►

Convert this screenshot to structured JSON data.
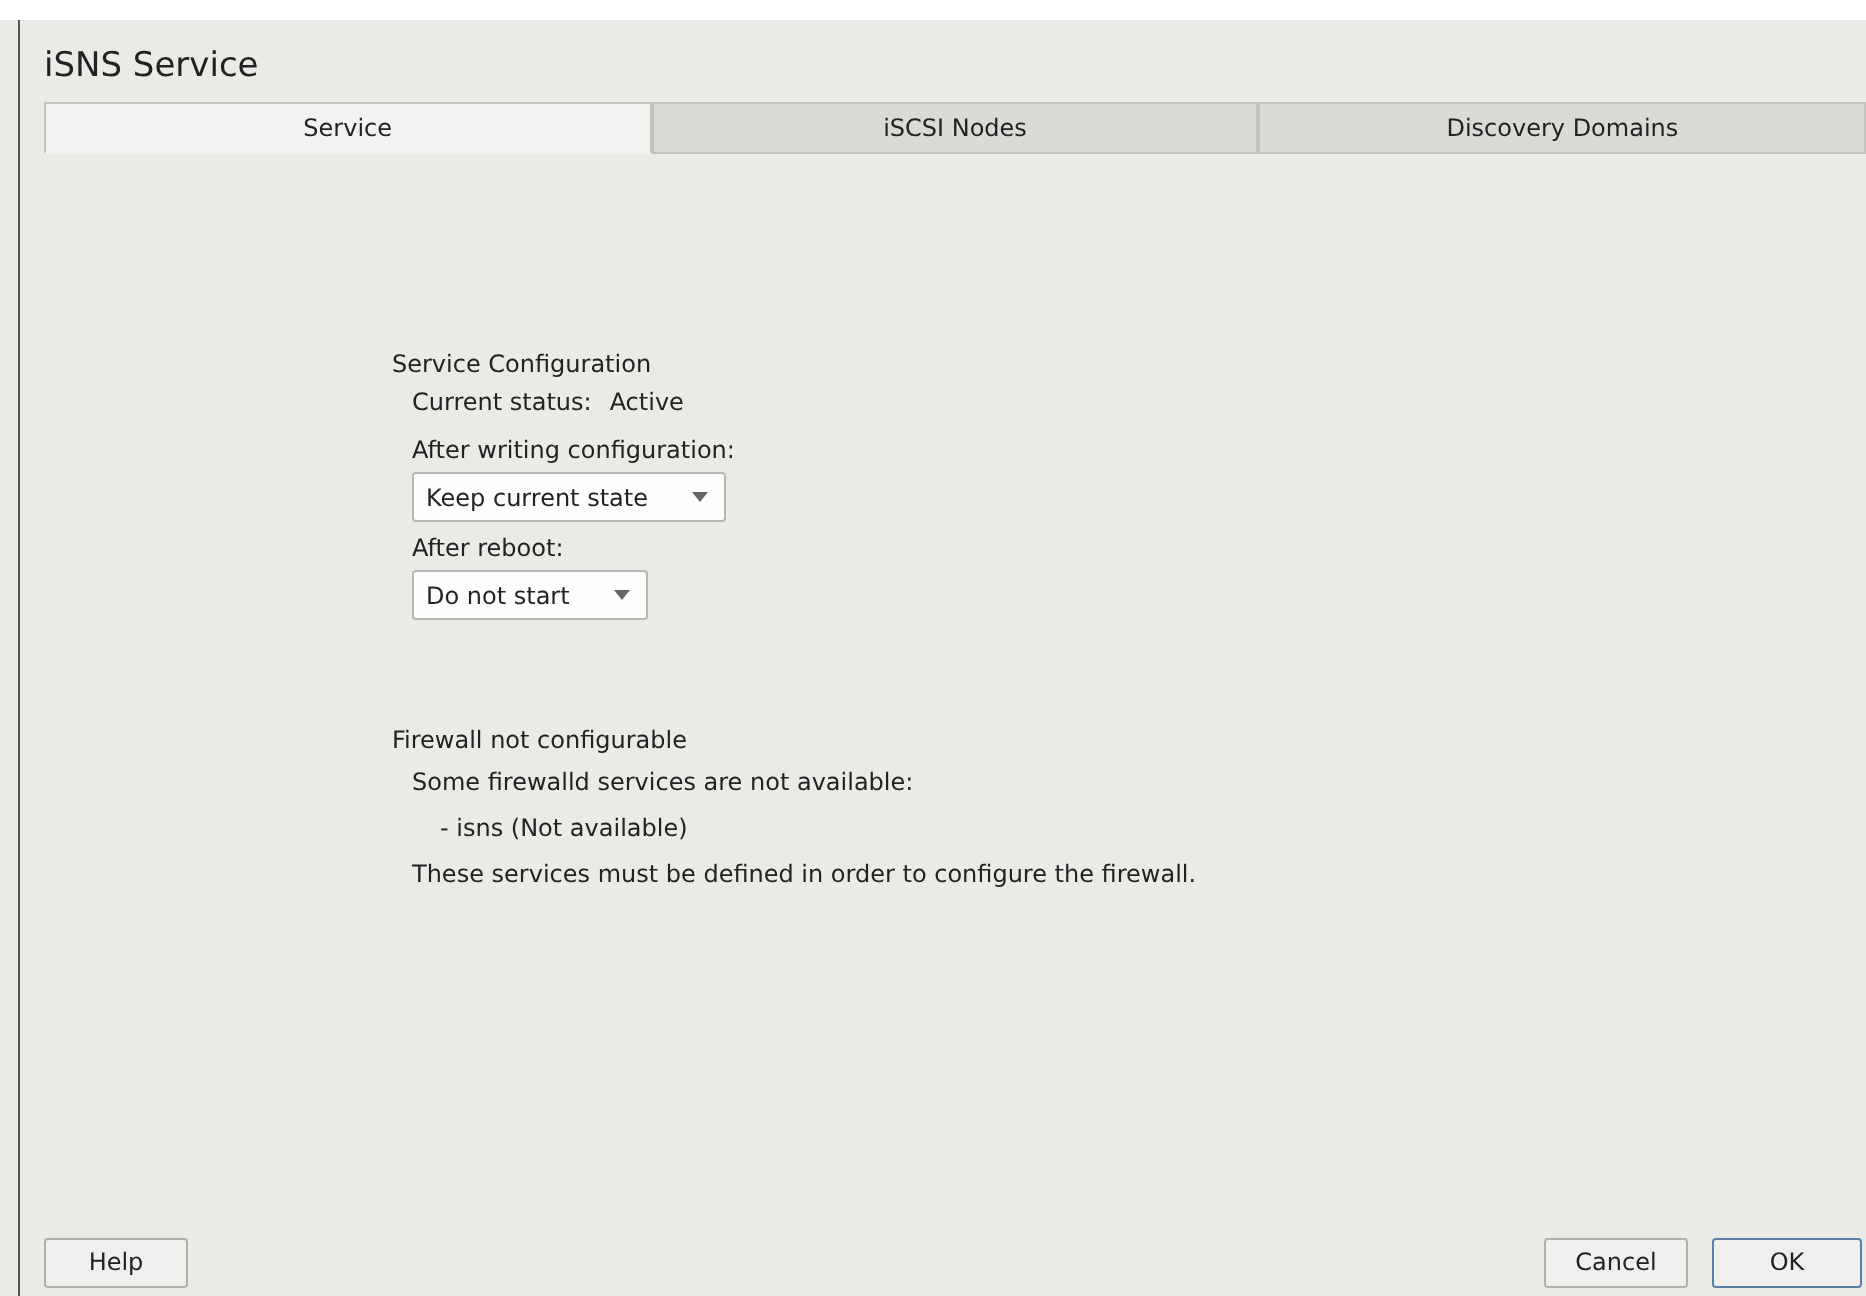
{
  "window": {
    "title": "iSNS Service"
  },
  "tabs": [
    {
      "label": "Service",
      "selected": true
    },
    {
      "label": "iSCSI Nodes",
      "selected": false
    },
    {
      "label": "Discovery Domains",
      "selected": false
    }
  ],
  "service_configuration": {
    "heading": "Service Configuration",
    "status_label": "Current status:",
    "status_value": "Active",
    "after_writing": {
      "label": "After writing configuration:",
      "value": "Keep current state"
    },
    "after_reboot": {
      "label": "After reboot:",
      "value": "Do not start"
    }
  },
  "firewall": {
    "heading": "Firewall not configurable",
    "intro": "Some firewalld services are not available:",
    "items": [
      "- isns (Not available)"
    ],
    "note": "These services must be defined in order to configure the firewall."
  },
  "buttons": {
    "help": "Help",
    "cancel": "Cancel",
    "ok": "OK"
  }
}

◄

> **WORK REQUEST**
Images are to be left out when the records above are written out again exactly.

> **REPLY TO THE EXERCISE**
Convert this screenshot to structured JSON data.
{
  "window": {
    "title": "iSNS Service"
  },
  "tabs": [
    {
      "label": "Service",
      "selected": true
    },
    {
      "label": "iSCSI Nodes",
      "selected": false
    },
    {
      "label": "Discovery Domains",
      "selected": false
    }
  ],
  "service_configuration": {
    "heading": "Service Configuration",
    "status_label": "Current status:",
    "status_value": "Active",
    "after_writing": {
      "label": "After writing configuration:",
      "value": "Keep current state"
    },
    "after_reboot": {
      "label": "After reboot:",
      "value": "Do not start"
    }
  },
  "firewall": {
    "heading": "Firewall not configurable",
    "intro": "Some firewalld services are not available:",
    "items": [
      "- isns (Not available)"
    ],
    "note": "These services must be defined in order to configure the firewall."
  },
  "buttons": {
    "help": "Help",
    "cancel": "Cancel",
    "ok": "OK"
  }
}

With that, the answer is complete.